The Revo fixtures focus lighting on the fireplace mantel in this living room. (Photo courtesy of Nora Lighting)
Motorized track lighting was first introduced in the theater industry. The NSpec division of Nora Lighting improved upon these designs by creating the Revo, a motorized track head for the home that can be adjusted with a hand-held remote. “Nora was fortunate to work with an inventor to design a unit that was architectural in design, economical, sturdy and met the general needs of the residential and commercial market,” says Chris Johnson, national sales manager, Nora Lighting.
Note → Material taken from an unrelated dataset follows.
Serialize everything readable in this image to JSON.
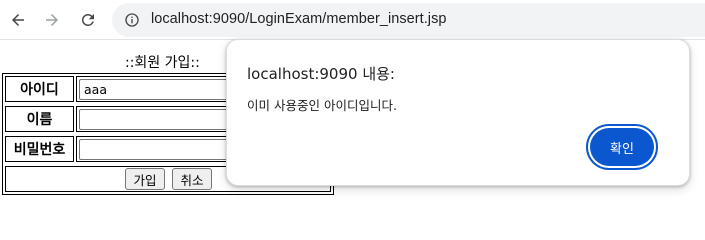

The Revo was created for high-ceiling track lighting installations. Johnson says most track lighting installations don’t have a focal point plan, but instead are just aimed to create a general lighting effect. The NSpec division wants to spread the word about the benefits of a lighting plan. “More and more customers are learning what lighting professionals have known for years,” Johnson says. “Quality lighting doesn’t have to cost more, but it does have to be placed and aimed properly.”
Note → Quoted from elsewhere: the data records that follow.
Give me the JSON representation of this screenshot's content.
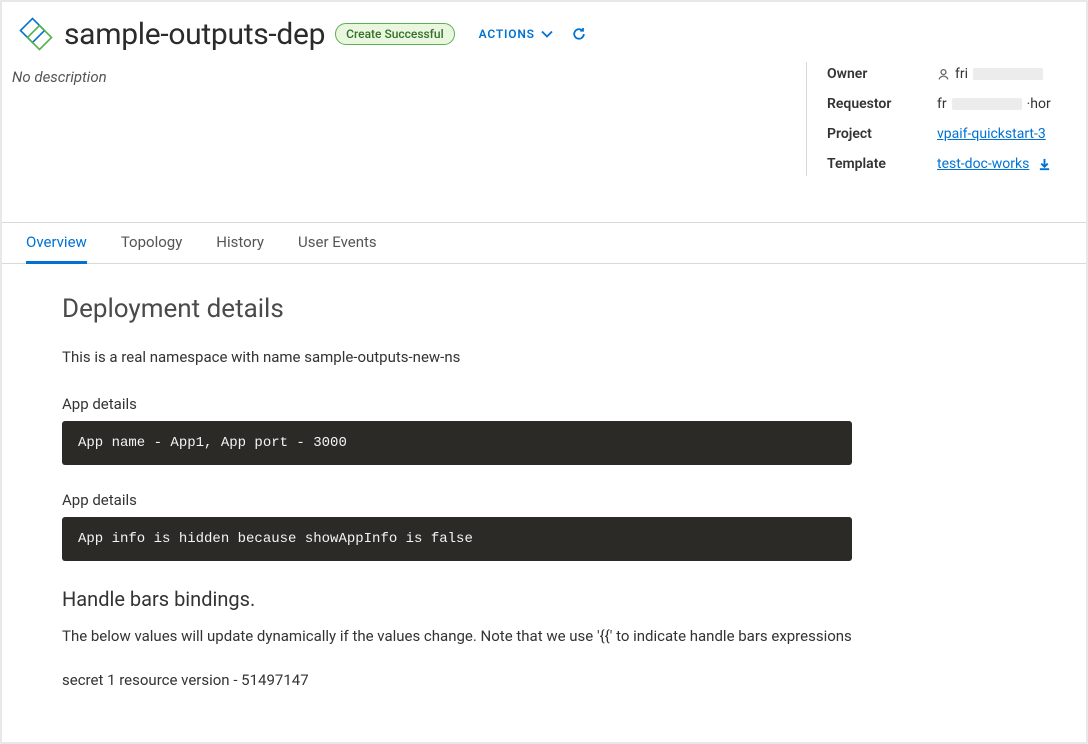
{
  "header": {
    "title": "sample-outputs-dep",
    "status": "Create Successful",
    "actions_label": "ACTIONS"
  },
  "description_placeholder": "No description",
  "info": {
    "owner_label": "Owner",
    "owner_value": "fri",
    "requestor_label": "Requestor",
    "requestor_value": "fr",
    "requestor_suffix": "·hor",
    "project_label": "Project",
    "project_value": "vpaif-quickstart-3",
    "template_label": "Template",
    "template_value": "test-doc-works"
  },
  "tabs": [
    "Overview",
    "Topology",
    "History",
    "User Events"
  ],
  "active_tab": 0,
  "details": {
    "heading": "Deployment details",
    "namespace_text": "This is a real namespace with name sample-outputs-new-ns",
    "app_details_label": "App details",
    "code1": "App name - App1, App port - 3000",
    "code2": "App info is hidden because showAppInfo is false",
    "bindings_heading": "Handle bars bindings.",
    "bindings_text": "The below values will update dynamically if the values change. Note that we use '{{' to indicate handle bars expressions",
    "secret_text": "secret 1 resource version - 51497147"
  }
}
Arguments can be made there is a distinction between quality lighting and quality of light, according to Johnson. “Quality of light refers to how we feel living with light,” he says. “It refers to the visual comfort and interest created by light through ambient, accent and task lighting techniques, which all greatly depend on appropriate aiming of the fixtures.”
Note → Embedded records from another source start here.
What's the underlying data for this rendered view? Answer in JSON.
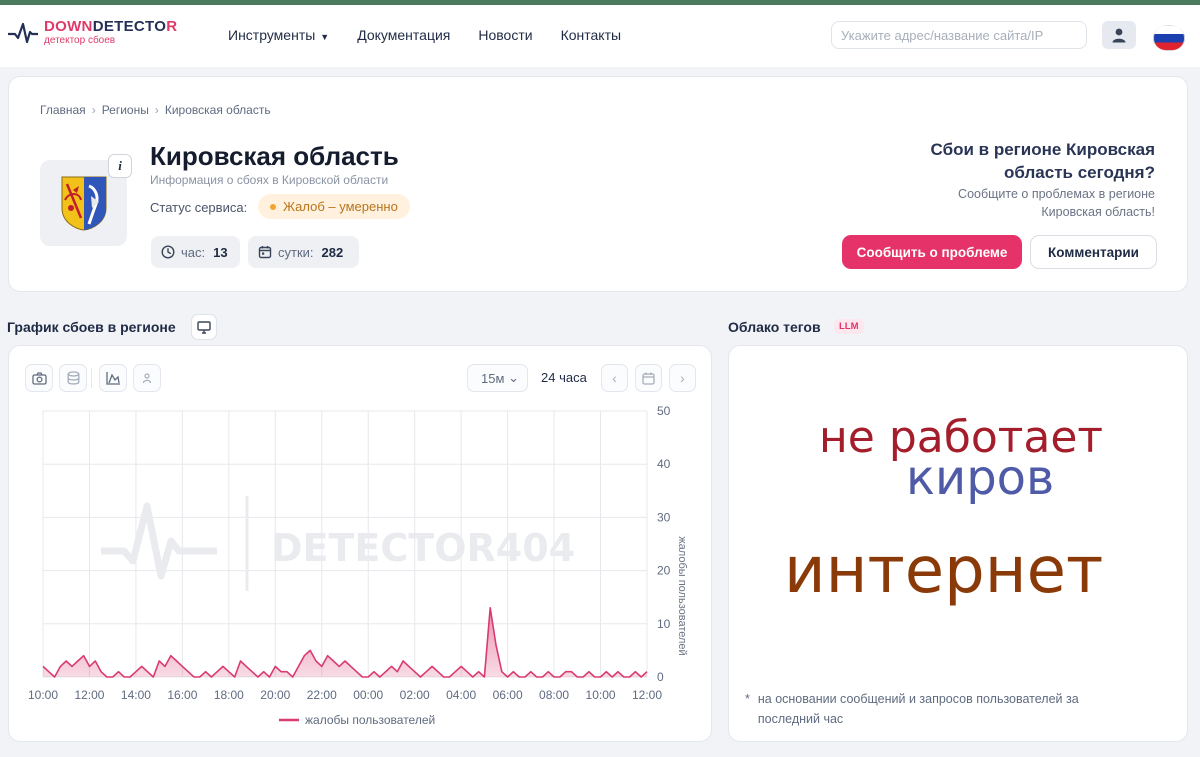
{
  "header": {
    "logo": {
      "part1": "DOWN",
      "part2": "DETECTO",
      "part3": "R",
      "subtitle": "детектор сбоев"
    },
    "nav": [
      {
        "label": "Инструменты",
        "has_dropdown": true
      },
      {
        "label": "Документация"
      },
      {
        "label": "Новости"
      },
      {
        "label": "Контакты"
      }
    ],
    "search_placeholder": "Укажите адрес/название сайта/IP"
  },
  "region": {
    "breadcrumb": [
      "Главная",
      "Регионы",
      "Кировская область"
    ],
    "title": "Кировская область",
    "subtitle": "Информация о сбоях в Кировской области",
    "status_label": "Статус сервиса:",
    "status_value": "Жалоб – умеренно",
    "stats": {
      "hour_label": "час:",
      "hour_value": "13",
      "day_label": "сутки:",
      "day_value": "282"
    },
    "cta_title": "Сбои в регионе Кировская область сегодня?",
    "cta_text": "Сообщите о проблемах в регионе Кировская область!",
    "report_button": "Сообщить о проблеме",
    "comments_button": "Комментарии",
    "info_symbol": "i"
  },
  "chart_section": {
    "title": "График сбоев в регионе",
    "interval": "15м",
    "range": "24 часа"
  },
  "cloud_section": {
    "title": "Облако тегов",
    "badge": "LLM",
    "tags": [
      "не работает",
      "киров",
      "интернет"
    ],
    "footnote_mark": "*",
    "footnote": "на основании сообщений и запросов пользователей за последний час"
  },
  "colors": {
    "accent": "#e5336a",
    "series": "#d93b6e",
    "status_bg": "#fff1de",
    "status_text": "#b7751d"
  },
  "icons": [
    "camera-icon",
    "database-icon",
    "area-chart-icon",
    "user-icon",
    "calendar-icon",
    "clock-icon",
    "chevron-left-icon",
    "chevron-right-icon",
    "monitor-icon"
  ],
  "chart_data": {
    "type": "area",
    "ylabel": "жалобы пользователей",
    "ylim": [
      0,
      50
    ],
    "y_ticks": [
      0,
      10,
      20,
      30,
      40,
      50
    ],
    "x_ticks": [
      "10:00",
      "12:00",
      "14:00",
      "16:00",
      "18:00",
      "20:00",
      "22:00",
      "00:00",
      "02:00",
      "04:00",
      "06:00",
      "08:00",
      "10:00",
      "12:00"
    ],
    "watermark": "DETECTOR404",
    "legend_position": "bottom",
    "grid": true,
    "series": [
      {
        "name": "жалобы пользователей",
        "x_hours": [
          0,
          0.25,
          0.5,
          0.75,
          1,
          1.25,
          1.5,
          1.75,
          2,
          2.25,
          2.5,
          2.75,
          3,
          3.25,
          3.5,
          3.75,
          4,
          4.25,
          4.5,
          4.75,
          5,
          5.25,
          5.5,
          5.75,
          6,
          6.25,
          6.5,
          6.75,
          7,
          7.25,
          7.5,
          7.75,
          8,
          8.25,
          8.5,
          8.75,
          9,
          9.25,
          9.5,
          9.75,
          10,
          10.25,
          10.5,
          10.75,
          11,
          11.25,
          11.5,
          11.75,
          12,
          12.25,
          12.5,
          12.75,
          13,
          13.25,
          13.5,
          13.75,
          14,
          14.25,
          14.5,
          14.75,
          15,
          15.25,
          15.5,
          15.75,
          16,
          16.25,
          16.5,
          16.75,
          17,
          17.25,
          17.5,
          17.75,
          18,
          18.25,
          18.5,
          18.75,
          19,
          19.25,
          19.5,
          19.75,
          20,
          20.25,
          20.5,
          20.75,
          21,
          21.25,
          21.5,
          21.75,
          22,
          22.25,
          22.5,
          22.75,
          23,
          23.25,
          23.5,
          23.75,
          24,
          24.25,
          24.5,
          24.75,
          25,
          25.25,
          25.5,
          25.75,
          26
        ],
        "values": [
          2,
          1,
          0,
          2,
          3,
          2,
          3,
          4,
          2,
          3,
          1,
          0,
          0,
          1,
          0,
          0,
          1,
          2,
          1,
          0,
          3,
          2,
          4,
          3,
          2,
          1,
          0,
          0,
          1,
          0,
          1,
          2,
          1,
          0,
          3,
          2,
          1,
          0,
          1,
          0,
          2,
          1,
          1,
          0,
          2,
          4,
          5,
          3,
          2,
          4,
          3,
          2,
          3,
          2,
          1,
          0,
          0,
          1,
          0,
          1,
          2,
          1,
          3,
          2,
          1,
          0,
          1,
          2,
          1,
          0,
          0,
          1,
          2,
          1,
          0,
          1,
          0,
          13,
          6,
          1,
          0,
          1,
          0,
          0,
          1,
          0,
          0,
          1,
          0,
          0,
          1,
          1,
          0,
          0,
          1,
          0,
          0,
          1,
          0,
          1,
          0,
          0,
          1,
          0,
          1
        ]
      }
    ]
  }
}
The process of aiming fixtures is simplified with the Revo because of the remote control. Although the remote control is sold separately from the track fixture, one remote can control any number of Revo track heads. Patented technology uses an infrared laser beam, like a pointer, within the remote to identify which track head will be adjusted. A clear lens at the bottom of the track fixture turns green to indicate it is activated. Radio waves then control the fixture, so the remote does not have to be aimed as adjustments are made allowing users to focus on the object to be lit. Four directional arrows on the remote are used to make changes to the focus of the track head’s light.
Designed to be as flexible as possible, the Revo features a universal, medium, E26 lamp socket, allowing it to accommodate LED, CMH, CFL as well as PAR or BR halogen sources. The product hits the market with offerings of “H” or “J” style adaptors, but an “L” style adaptor soon will follow.
Johnson indicated that plans already are in the works for the future of Revo. “I can tell you we are looking immediately into a shroud accessory for the fixture because not all customers will want to see the back of the lamp,” he says. While the fixture is currently available in black or white finishes, an expansion to include the Nora standard track finishes — bronze, silver and natural metal — is being considered. Work has already begun on a smaller GU10-based unit for lower ceiling applications, Johnson adds.
For more details about Revo, visit NoraLighting.com.